UPPER EAST SIDE — Andy Warhol, Pablo Picasso, Richard Avedon and Richard Serra grace the walls of the Gagosian Gallery, but its latest star is better known for his singing than his painting.
On show at the high-end gallery's Upper East Side location are paintings by legendary singer Bob Dylan.
Dylan, a man of many talents, has been making visual art since the 1960s but had not publicly exhibited his work until 2007 with a show in Germany, followed by one in Copenhagen.
His show at the Gagosian — "Bob Dylan: The Asia Series," which runs through Oct. 22 — is his first in New York, the city he moved to in the 1960s where he made a name for himself on the Greenwich Village folk-singing circuit.
Art lovers and Dylan fans are taking in his street scenes, people and landscapes from his travels in Japan, China, Vietnam and Korea — including one man who walked in Friday with "Positively Fourth Street" playing on his smart phone.
He was almost evicted by a security guard.
A woman in a beige leopard print coat and glasses and a purple leopard print scarf, who was looking intently at the paintings, left a note for Dylan with the Gagosian staff.
It wasn't merely a fan note. It turns out the woman — Bernice Sokol Kramer, now a professional artist — had taken an art class with Dylan in 1974 on the 11th floor of Carnegie Hall with Norman Raeben, the son of famous Yiddish author Sholom Aleichem.
"Nobody cared who he was," Kramer told DNAinfo of the famous troubadour, who used his real name Bob Zimmerman in class. "We were painting fanatics. Nobody cared about anything else."
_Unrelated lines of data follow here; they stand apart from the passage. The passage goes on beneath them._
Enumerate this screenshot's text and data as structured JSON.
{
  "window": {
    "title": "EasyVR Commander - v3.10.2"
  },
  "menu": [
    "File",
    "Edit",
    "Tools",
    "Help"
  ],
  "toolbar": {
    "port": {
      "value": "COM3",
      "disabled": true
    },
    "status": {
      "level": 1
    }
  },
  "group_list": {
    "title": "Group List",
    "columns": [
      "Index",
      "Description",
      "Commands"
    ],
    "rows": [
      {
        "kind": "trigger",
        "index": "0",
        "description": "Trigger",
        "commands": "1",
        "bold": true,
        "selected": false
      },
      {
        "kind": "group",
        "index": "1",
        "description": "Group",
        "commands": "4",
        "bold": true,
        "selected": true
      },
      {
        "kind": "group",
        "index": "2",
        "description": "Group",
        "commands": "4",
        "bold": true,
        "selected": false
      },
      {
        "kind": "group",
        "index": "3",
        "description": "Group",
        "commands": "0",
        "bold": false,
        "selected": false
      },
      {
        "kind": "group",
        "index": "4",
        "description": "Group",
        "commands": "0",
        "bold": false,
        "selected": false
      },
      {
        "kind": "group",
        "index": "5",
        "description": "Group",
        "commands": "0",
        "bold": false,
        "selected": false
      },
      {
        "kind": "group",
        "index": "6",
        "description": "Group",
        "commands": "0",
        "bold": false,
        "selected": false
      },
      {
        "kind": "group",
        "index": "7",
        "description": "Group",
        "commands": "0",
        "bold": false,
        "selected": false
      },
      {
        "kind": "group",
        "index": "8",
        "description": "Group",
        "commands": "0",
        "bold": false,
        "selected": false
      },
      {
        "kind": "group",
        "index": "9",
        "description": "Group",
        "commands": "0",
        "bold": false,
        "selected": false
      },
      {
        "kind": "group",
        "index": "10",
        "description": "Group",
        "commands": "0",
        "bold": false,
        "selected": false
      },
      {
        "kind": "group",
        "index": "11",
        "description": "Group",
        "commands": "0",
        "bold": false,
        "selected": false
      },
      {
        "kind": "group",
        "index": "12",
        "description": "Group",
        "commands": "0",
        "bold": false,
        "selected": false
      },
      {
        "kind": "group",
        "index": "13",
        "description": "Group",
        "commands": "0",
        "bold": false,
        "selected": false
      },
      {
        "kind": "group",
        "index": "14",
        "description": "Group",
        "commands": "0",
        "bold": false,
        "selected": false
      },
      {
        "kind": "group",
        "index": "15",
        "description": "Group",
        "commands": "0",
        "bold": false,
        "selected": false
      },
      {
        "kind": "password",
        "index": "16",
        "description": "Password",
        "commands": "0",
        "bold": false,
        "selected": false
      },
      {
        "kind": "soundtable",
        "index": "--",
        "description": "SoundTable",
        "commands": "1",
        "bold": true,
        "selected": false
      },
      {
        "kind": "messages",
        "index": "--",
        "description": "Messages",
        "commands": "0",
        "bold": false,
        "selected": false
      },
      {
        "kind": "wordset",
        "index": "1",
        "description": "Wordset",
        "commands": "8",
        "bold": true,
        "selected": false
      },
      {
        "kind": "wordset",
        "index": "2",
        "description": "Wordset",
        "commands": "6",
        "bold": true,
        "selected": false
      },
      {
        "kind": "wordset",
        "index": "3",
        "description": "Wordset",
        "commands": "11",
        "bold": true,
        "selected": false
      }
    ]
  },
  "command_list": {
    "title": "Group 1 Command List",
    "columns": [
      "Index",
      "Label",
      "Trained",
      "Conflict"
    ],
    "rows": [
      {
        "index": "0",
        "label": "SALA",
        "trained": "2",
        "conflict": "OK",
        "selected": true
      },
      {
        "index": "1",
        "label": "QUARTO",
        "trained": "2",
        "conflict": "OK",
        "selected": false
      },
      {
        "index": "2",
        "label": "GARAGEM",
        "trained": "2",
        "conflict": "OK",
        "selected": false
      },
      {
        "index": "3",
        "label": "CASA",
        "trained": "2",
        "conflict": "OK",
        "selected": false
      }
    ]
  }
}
They were all taken with Raeben, who had studied with George Luks and Robert Henri, of the Aschan School, and who taught not just technique but philosophy of sorts. He had 10 commandments that included such rules as, "I'd rather be stupid than phony," Kramer recalled.
Dylan wanted to fly their teacher and the whole class to California when he had to go there — Kramer assumed it was for an album — but Raeben, who was elderly at the time, declined.
"He loved Norman a lot," she said of the singer, whom she remembered as having a big heart.
"My teacher was a Svengali type. He was like a guru," said Kramer, who began her nine-year study with Raeben in 1967. "Norman would hold reading classes. He thought you should have another frame of reference."
They read Colette and Proust. One of Dylan's paintings reminded Kramer of a short story they read by Tolstoy about a workhorse. In one painting, she thought she saw Raeben's face.
As Kramer looked at Dylan's paintings, she was amazed and impressed by his technique and saw the impact of their former teacher everywhere. "He taught you light and texture," she said.
"He taught you from the shadows up."
In her letter to Dylan, Kramer wrote, "You have retained your heart and feelings without being burdened by all the 'isms that are spewing forth these days. … So happy to see this very ambitious work."
Kramer hasn't seen Dylan in 36 years, and she wasn't sure she'd hear from him, but she left her email on the letter, just in case.
Bob Dylan: The Asia Series is on view at the Gagosian Gallery, 980 Madison Ave., fourth floor, through Oct. 22.